The main Professional Body for mathematicians working in business or industry is the Institute of Mathematics and its Applications (IMA). Many Academic mathematicians working in universities are also active members of the IMA.
Top Tip: Student membership of the IMA only costs £10 per year, and will look really good on job applications.
What is the Institute of Mathematics and its Applications (IMA)?
All mathematics graduates, and individuals with an appreciation of mathematics, are welcome to join the IMA; the professional and learned society for qualified and practising mathematicians. The IMA promotes mathematics in commerce, education, industry, the public sector, and research. The IMA is the only organisation to award the Chartered Mathematician (CMath) designation.
Why should I join the IMA?
What better way to demonstrate your commitment to your career and mathematics than by joining a mathematics organisation.
The benefits for becoming a member of the IMA are:
- Recognition of qualifications and experience through the use of post nominals; designatory letters for Associate Members (AMIMA), Members (MIMA) and Fellows (FIMA).

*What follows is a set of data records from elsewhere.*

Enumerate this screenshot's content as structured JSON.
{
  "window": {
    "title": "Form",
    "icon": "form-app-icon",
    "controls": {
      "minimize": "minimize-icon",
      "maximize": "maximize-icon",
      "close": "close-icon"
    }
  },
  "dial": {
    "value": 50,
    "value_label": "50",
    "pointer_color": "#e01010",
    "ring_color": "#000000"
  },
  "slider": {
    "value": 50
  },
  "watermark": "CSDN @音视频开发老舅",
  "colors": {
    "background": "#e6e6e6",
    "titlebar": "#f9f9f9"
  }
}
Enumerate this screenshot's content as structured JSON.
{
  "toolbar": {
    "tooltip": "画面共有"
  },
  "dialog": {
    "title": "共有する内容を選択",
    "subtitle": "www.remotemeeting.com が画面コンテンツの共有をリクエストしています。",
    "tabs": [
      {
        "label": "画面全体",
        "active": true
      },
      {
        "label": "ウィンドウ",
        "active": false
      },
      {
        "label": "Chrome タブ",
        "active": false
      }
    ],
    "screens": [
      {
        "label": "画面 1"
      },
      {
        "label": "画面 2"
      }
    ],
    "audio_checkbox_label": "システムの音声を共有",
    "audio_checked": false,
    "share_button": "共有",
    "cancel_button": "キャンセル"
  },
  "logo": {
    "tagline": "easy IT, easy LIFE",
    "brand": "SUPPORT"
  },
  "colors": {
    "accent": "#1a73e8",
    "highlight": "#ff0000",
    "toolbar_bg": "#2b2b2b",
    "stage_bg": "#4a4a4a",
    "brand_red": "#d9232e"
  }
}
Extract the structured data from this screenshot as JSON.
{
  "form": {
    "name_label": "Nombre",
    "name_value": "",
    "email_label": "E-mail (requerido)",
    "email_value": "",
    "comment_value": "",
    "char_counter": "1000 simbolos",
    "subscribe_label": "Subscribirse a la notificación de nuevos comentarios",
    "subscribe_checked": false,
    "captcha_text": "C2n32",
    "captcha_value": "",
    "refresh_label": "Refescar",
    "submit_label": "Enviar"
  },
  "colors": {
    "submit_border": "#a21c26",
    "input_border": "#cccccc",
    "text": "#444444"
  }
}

- Stand out from the crowd by gaining the Chartered Mathematician designation.
- Help achieving the CMath designation through the Initial Professional Development Scheme, the Graduate Training Scheme and the Programme Approval scheme.
- Chartered Mathematics Teacher and Chartered Scientist designations also available.
- Keep up-to-date with developments in mathematics through the IMA’s publication Mathematics Today (six issues per year).
- Attend Early Career Mathematicians’ conferences.
- Engage with your local branch.
- Opportunity to record your continuing professional development.
- Reduced rates for members at IMA conferences and to IMA journal subscriptions.
What is the Chartered Mathematician designation?
Graduating from university doesn’t mean that your education ends there. To help you do your job better, you will need to stay up-to-date with developments in your field (known as professional development).
The CMath designation recognises not only your academic qualification but also your professional development.
Being a Chartered Mathematician will:
- Identify you as being at the forefront of your profession.
- Broaden your career options.
- Provide employers with an assurance of expertise and competence.
- Encapsulate standards of professional excellence across mathematics in the 21st
- Benchmark you at the same level as a Chartered Engineer.
The standard route to gaining the CMath designation is:
- An MMath honours degree; or,
- A BSc honours degree in mathematics followed by either a higher level taught or research degree, or subsequent training and experience through employment; and,
- At least five years postgraduate training and experience, requiring the application of mathematical knowledge.
Full criteria details for the CMath designation, and details of the other chartered designations, are available on the IMA website.